Disclosure: This post is sponsored by Basis Charter Schools.
7 Steps to Establishing a Growth Mindset
We come into this world with very little knowledge about the world we live in, but we are born with an innate desire and unlimited capacity for learning. We form ideas, discover interests, and develop skills in response to our environment. Every day we process new data.
As we grow and build relationships, peers and mentors encourage, even compel, us to move forward, to progress, to increase our potential. Every day is filled with opportunity to learn, and there truly is no limit.
Once children start school, they become increasingly aware of their own performance—and how they measure up.
Naturally, they begin judging their own abilities as they compare themselves to other students. And while some are motivated to learn, grow, compete, and achieve, others shut down.
Stanford Psychology professor Carol Dweck, in her book Mindset: The New Psychology of Success, describes how people without a growth mindset view failure as a reflection of ability, and ability as static, with limited potential for improvement; failure validates their inadequacies. Those with a growth mindset thrive on challenge, and consider failure a “springboard for growth and for stretching our existing abilities.” Dweck explains how a growth mindset enables us to build on knowledge, develop skills, and hone talent.
How can we help our children establish a growth mindset, one that recognizes that the unknown lying ahead presents opportunities rather than obstacles? How can we teach them to seek challenges and work hard? How can we show them they can accomplish great things that they have not even attempted yet?
- Expect great things. Expectations tell us what we should be able to accomplish. While it’s important to be realistic in setting goals, research shows us time and again how greater expectations lead to greater accomplishments. When we believe our kids can do more, they rise to the challenge.
- Paint the big picture. Help kids understand why they should want to reach goals. Help them to see what can be accomplished a few steps ahead. Highlight the greater purpose of the task at hand.
- Set the next goal. The best time to set a new goal is when we’ve met the last one. Praise their accomplishments, and encourage them to see how it moves them forward to the next step.

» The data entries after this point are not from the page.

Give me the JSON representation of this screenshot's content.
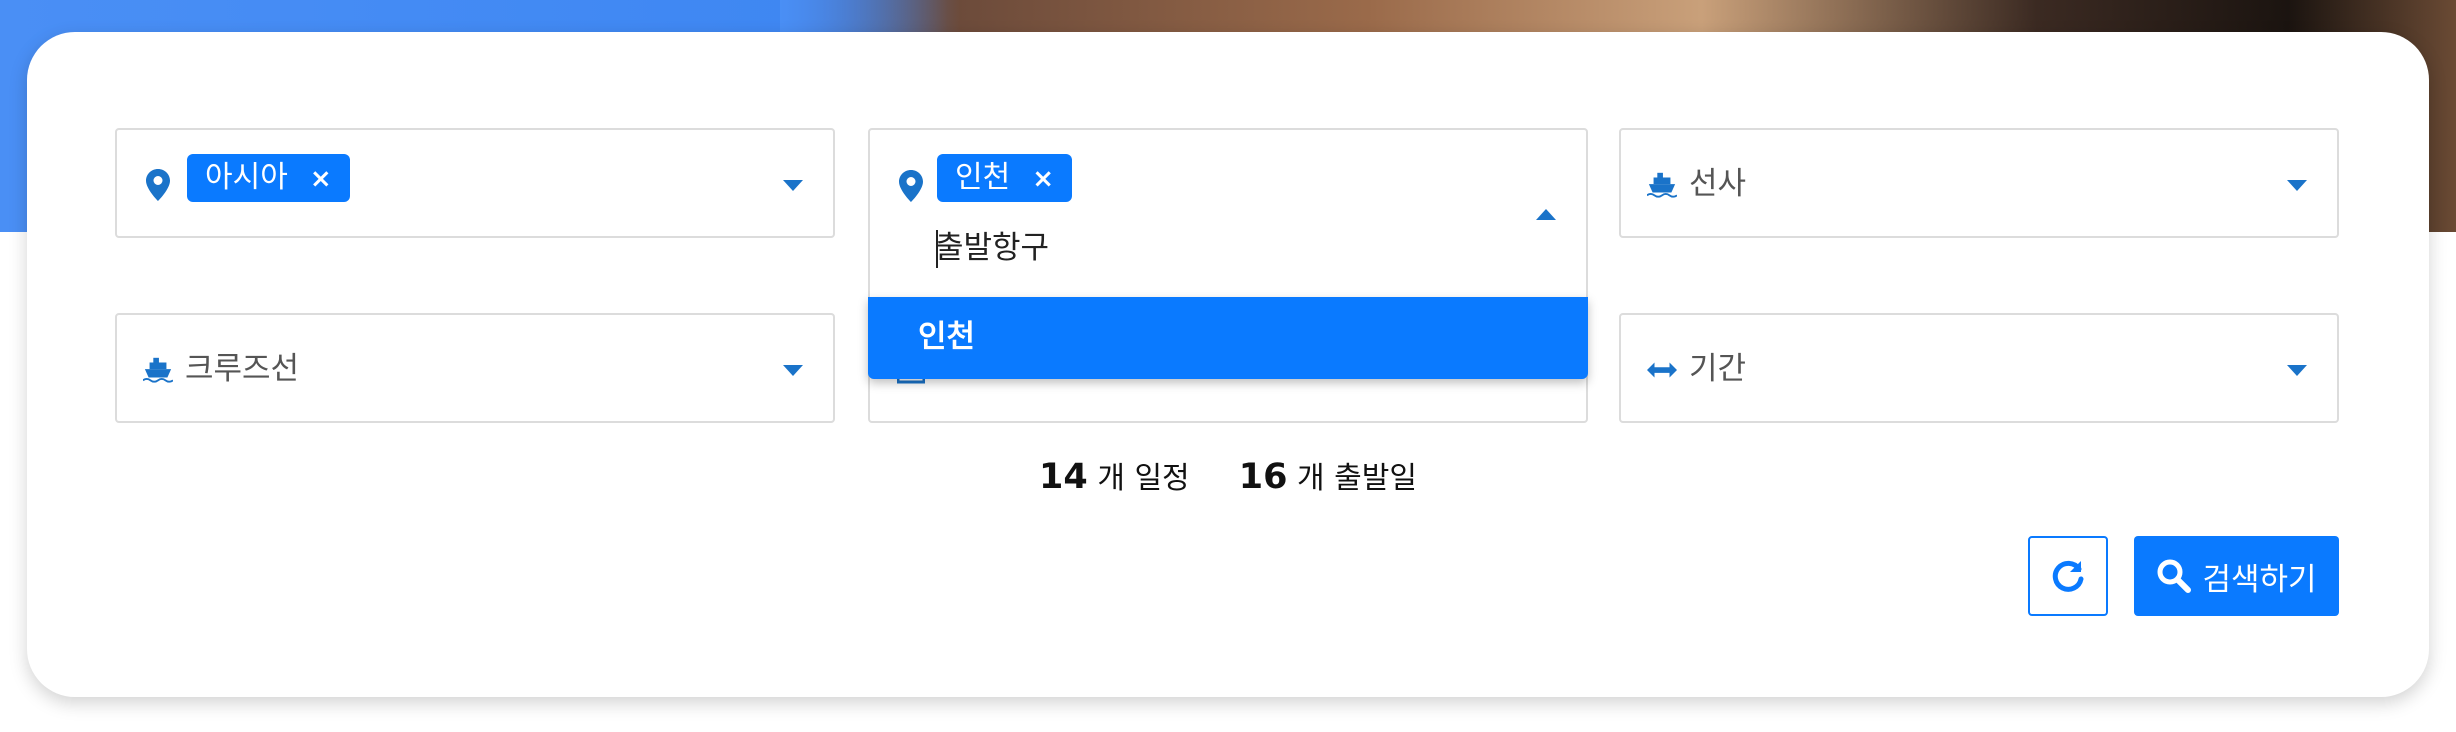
{
  "filters": {
    "region": {
      "tag": "아시아",
      "remove": "×"
    },
    "port": {
      "tag": "인천",
      "remove": "×",
      "input_value": "출발항구"
    },
    "cruise_line": {
      "label": "선사"
    },
    "ship": {
      "label": "크루즈선"
    },
    "duration": {
      "label": "기간"
    }
  },
  "dropdown": {
    "options": [
      "인천"
    ]
  },
  "summary": {
    "itineraries_count": "14",
    "itineraries_label": "개 일정",
    "departures_count": "16",
    "departures_label": "개 출발일"
  },
  "actions": {
    "search_label": "검색하기"
  },
  "colors": {
    "accent": "#0a7aff",
    "icon": "#1a73c9"
  },
  "icons": {
    "region": "map-pin-icon",
    "port": "map-pin-icon",
    "cruise_line": "ship-icon",
    "ship": "ship-icon",
    "duration": "horizontal-arrows-icon",
    "reset": "refresh-icon",
    "search": "search-icon"
  }
}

- Praise effort—but celebrate growth. Hard work is key to achievement, but it is not the goal itself. Encouraging kids to put forth their greatest effort means recognizing hard work when they don’t meet a goal. But remember to help them readjust their eyes toward the prize. Then celebrate their hard-earned successes.
- Fail with pride. Help children see that failure provides new opportunity to improve. Taking chances means failing regularly, but it’s the only path to success.
- Train the brain. Like the muscles in our body, the brain must work out regularly. Growth, strength, and flexibility of the mind also require daily exercise. Encourage frequent brain workouts. Let the brain break a sweat.
- Stay in the zone. We’re all comfortable doing the things we do well. But, in order to grow, sometimes we need to bite off a little more than we can chew. An enriching environment drives kids to reach beyond their comfort zone, by setting goals that would be just outside their reach, without some direction. This “zone of proximal development” includes skills and abilities that can be tapped with just the right amount of guidance, and it is the key to progress.